NPR: Internet Historians Mourn Loss Of Cultural Record As Yahoo Prepares To Delete Groups. “Yahoo Groups was once a place where people turned to find out what was happening in their communities. Then Facebook, Tumblr and other sites came along, making Yahoo Groups obsolete. So earlier this fall, Verizon, which now owns Yahoo, announced it will delete the archives of every Yahoo Group. That was supposed to happen this coming Saturday, but Verizon just announced it will extend the deadline until next month. NPR’s Neda Ulaby reports Internet historians and activists are scrambling.” I can’t find any other mentions of the deadline being extended at the moment, but I’ll keep an eye out. And why am I banging on about this? Because it’s going to happen again. And again. And again. And somebody has to care.
Boing Boing: GIF site Gfycat announces mass deletions, threatens Archive Team with lawsuit. “Gfycat is a site that people upload GIFs to so they can share them with other people reliably. Used most conspicuously to host memes, clips from other media, and animated porn, it announced Wednesday that it was planning to permanently delete old, anonymously-posted images within days. Archive Team, a web preservation initiative coordinated by Jason Scott, set about archiving the site’s soon-to-vanish content. So Gfycat’s CEO, Dan McEleney, threatened it with a lawsuit, describing archival of the memes it hosts as a ‘denial of service attack’ and demanding compensation.”
Columbia Journalism Review: Preserving work in a time of vanishing archives. “‘NOTHING DISAPPEARS ON THE INTERNET,’ people like to say, but journalists know that’s not necessarily true. Articles frequently disappear when online publications shutter or restructure. The internet is more like an Etch-a-Sketch than a stone engraving—over time, some marks endure, but the rest are swept from the canvas.”
The Gazette: Gazette policy guides removing minor crime stories from website. “The Gazette has been receiving an increasing number of requests from people we’ve written stories about who say they’re being impacted long after charges were dropped or their court case has been completed. Whether it’s a job search, housing or growing kids Googling their parents’ names, many find it difficult to fully put the incident behind them. We have put together a series of criteria that we’ll use to consider removing articles about non-felony and non-violent criminal offenses from our website.”
Internet Archive: The Wayback Machine’s Save Page Now is New and Improved. “Every day hundreds of millions of web pages are archived to the Internet Archive’s Wayback Machine. Tens of millions of them submitted by users like you using our Save Page Now service. You can now do that in a way that is easier, faster and better than ever before.”
Internet Archive: The Wayback Machine: Fighting Digital Extinction in New Ways. “The average web page might last three months before it’s altered or deleted forever.

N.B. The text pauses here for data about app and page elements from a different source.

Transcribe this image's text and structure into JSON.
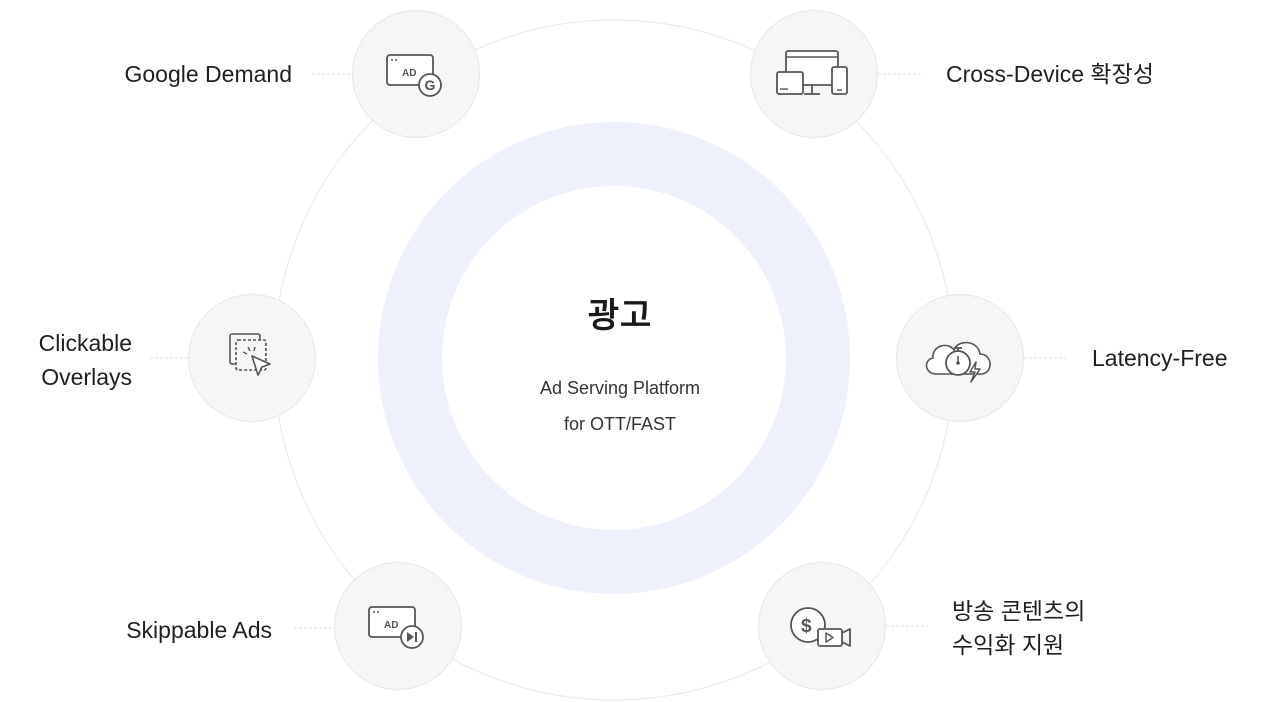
{
  "center": {
    "title": "광고",
    "subtitle_line1": "Ad Serving Platform",
    "subtitle_line2": "for OTT/FAST"
  },
  "features": [
    {
      "label_lines": [
        "Google Demand"
      ],
      "icon": "ad-google-icon"
    },
    {
      "label_lines": [
        "Cross-Device 확장성"
      ],
      "icon": "multi-device-icon"
    },
    {
      "label_lines": [
        "Clickable",
        "Overlays"
      ],
      "icon": "click-overlay-icon"
    },
    {
      "label_lines": [
        "Latency-Free"
      ],
      "icon": "cloud-stopwatch-icon"
    },
    {
      "label_lines": [
        "Skippable Ads"
      ],
      "icon": "ad-skip-icon"
    },
    {
      "label_lines": [
        "방송 콘텐츠의",
        "수익화 지원"
      ],
      "icon": "dollar-video-icon"
    }
  ],
  "colors": {
    "ring": "#eef1fb",
    "node_bg": "#f6f6f6",
    "icon_stroke": "#555555"
  }
}
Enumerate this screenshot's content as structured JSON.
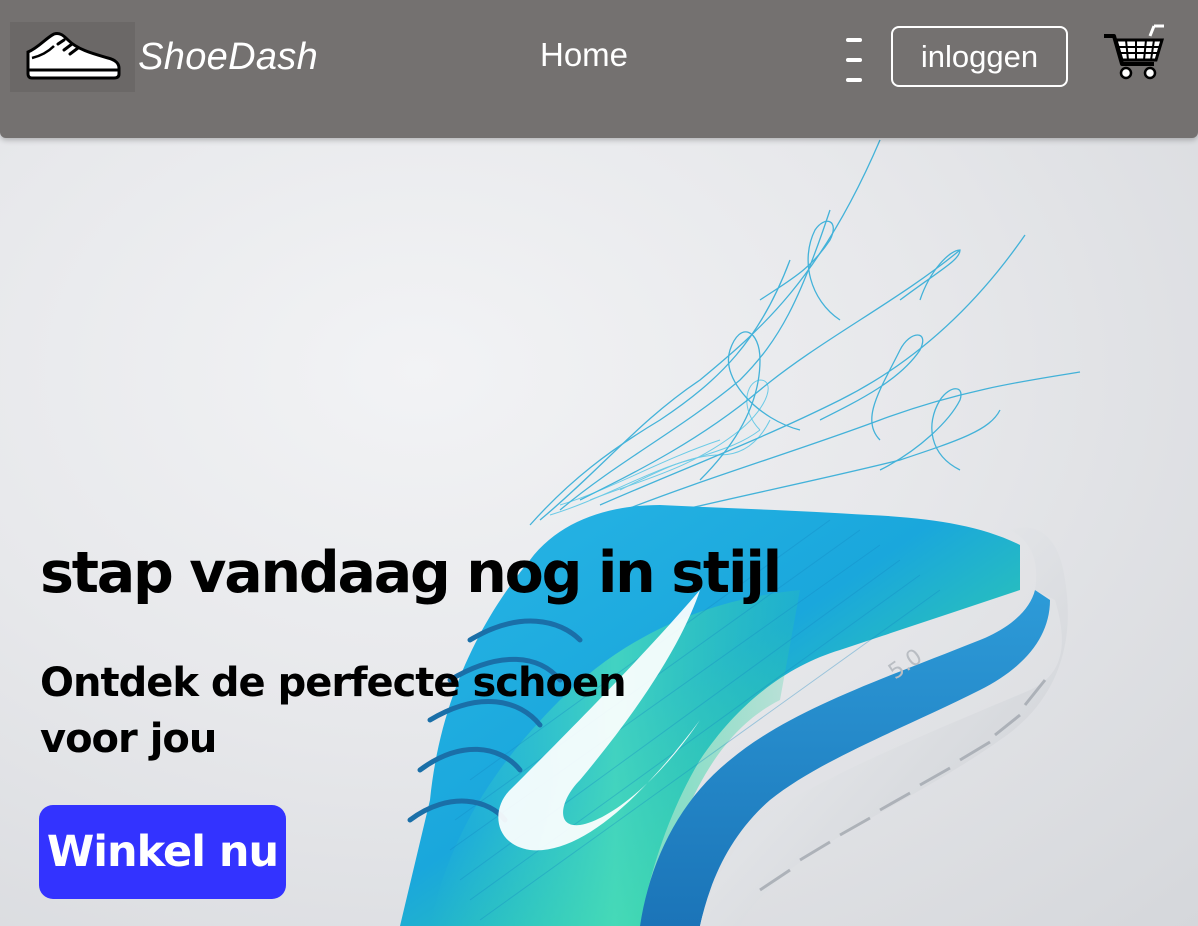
{
  "nav": {
    "brand_name": "ShoeDash",
    "logo_icon": "sneaker-icon",
    "home_label": "Home",
    "menu_icon": "hamburger-menu-icon",
    "login_label": "inloggen",
    "cart_icon": "shopping-cart-icon",
    "background_color": "#747170"
  },
  "hero": {
    "headline": "stap vandaag nog in stijl",
    "subheadline": "Ontdek de perfecte schoen voor jou",
    "cta_label": "Winkel nu",
    "cta_color": "#3333ff",
    "image_icon": "running-shoe-image"
  }
}
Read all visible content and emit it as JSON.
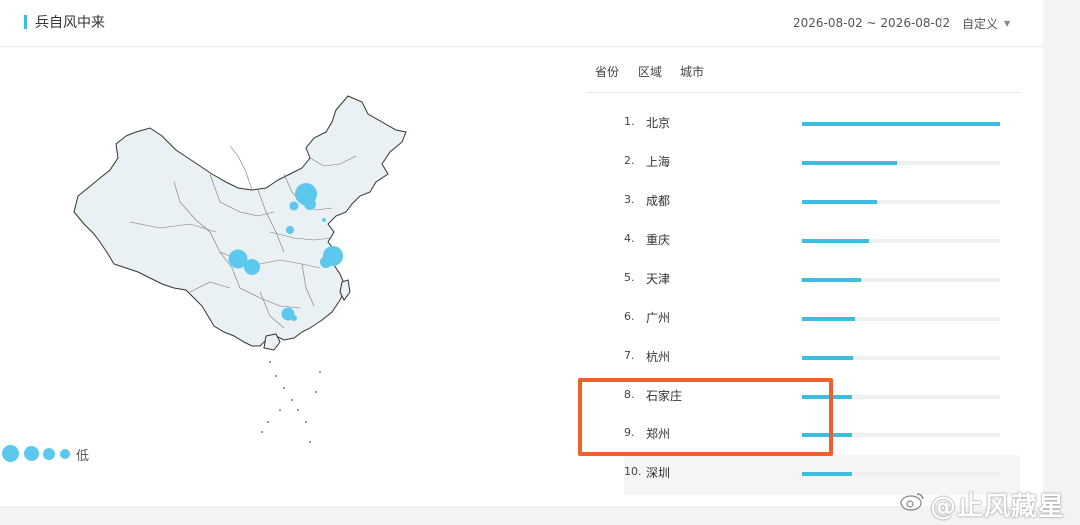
{
  "header": {
    "title": "兵自风中来",
    "date_range": "2026-08-02 ~ 2026-08-02",
    "custom_label": "自定义"
  },
  "tabs": [
    {
      "label": "省份"
    },
    {
      "label": "区域"
    },
    {
      "label": "城市"
    }
  ],
  "legend": {
    "high_label": "",
    "low_label": "低"
  },
  "ranking": [
    {
      "rank": "1.",
      "city": "北京",
      "share": 1.0
    },
    {
      "rank": "2.",
      "city": "上海",
      "share": 0.48
    },
    {
      "rank": "3.",
      "city": "成都",
      "share": 0.38
    },
    {
      "rank": "4.",
      "city": "重庆",
      "share": 0.34
    },
    {
      "rank": "5.",
      "city": "天津",
      "share": 0.3
    },
    {
      "rank": "6.",
      "city": "广州",
      "share": 0.27
    },
    {
      "rank": "7.",
      "city": "杭州",
      "share": 0.26
    },
    {
      "rank": "8.",
      "city": "石家庄",
      "share": 0.25
    },
    {
      "rank": "9.",
      "city": "郑州",
      "share": 0.25
    },
    {
      "rank": "10.",
      "city": "深圳",
      "share": 0.25
    }
  ],
  "watermark": "@止风藏星",
  "colors": {
    "accent": "#3ebde0",
    "highlight": "#f1602b",
    "map_fill": "#e9f1f4",
    "bubble": "#5cc8ee"
  }
}
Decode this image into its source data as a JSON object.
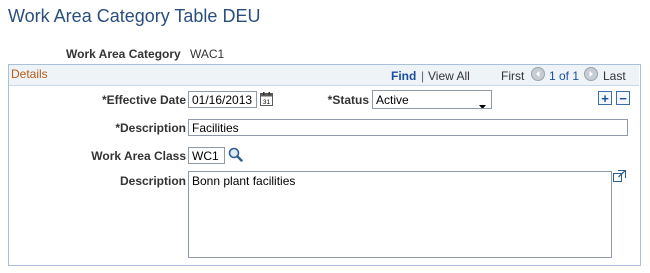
{
  "page": {
    "title": "Work Area Category Table DEU"
  },
  "key": {
    "label": "Work Area Category",
    "value": "WAC1"
  },
  "details": {
    "title": "Details",
    "nav": {
      "find": "Find",
      "separator": "|",
      "view_all": "View All",
      "first": "First",
      "count": "1 of 1",
      "last": "Last"
    }
  },
  "form": {
    "effective_date": {
      "label": "*Effective Date",
      "value": "01/16/2013"
    },
    "status": {
      "label": "*Status",
      "value": "Active"
    },
    "description": {
      "label": "*Description",
      "value": "Facilities"
    },
    "work_area_class": {
      "label": "Work Area Class",
      "value": "WC1"
    },
    "long_description": {
      "label": "Description",
      "value": "Bonn plant facilities"
    }
  },
  "row_actions": {
    "add": "+",
    "delete": "−"
  },
  "icons": {
    "calendar": "calendar-icon",
    "lookup": "magnifier-icon",
    "expand": "expand-icon",
    "prev": "prev-arrow-icon",
    "next": "next-arrow-icon"
  }
}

You never know when access to the information on these web pages is going to be needed. It might be three months from now; it might be three decades. That’s how the Wayback Machine serves—making history by saving history. Now, the Wayback Machine is fighting digital extinction in brand new ways.”
Tucson Sentinel: Tucson Citizen archive back from the dead — ‘such as it is’. “After vanishing at the beginning of the year, a small fraction of the former online archive of the Tucson Citizen has been restored — but more than 200,000 stories are still unavailable. The bare-bones remnants of the Citizen’s archive vanished from the Internet in January, and corporate staff gave conflicting accounts about whether hundreds of thousands of news stories would ever be accessible again.”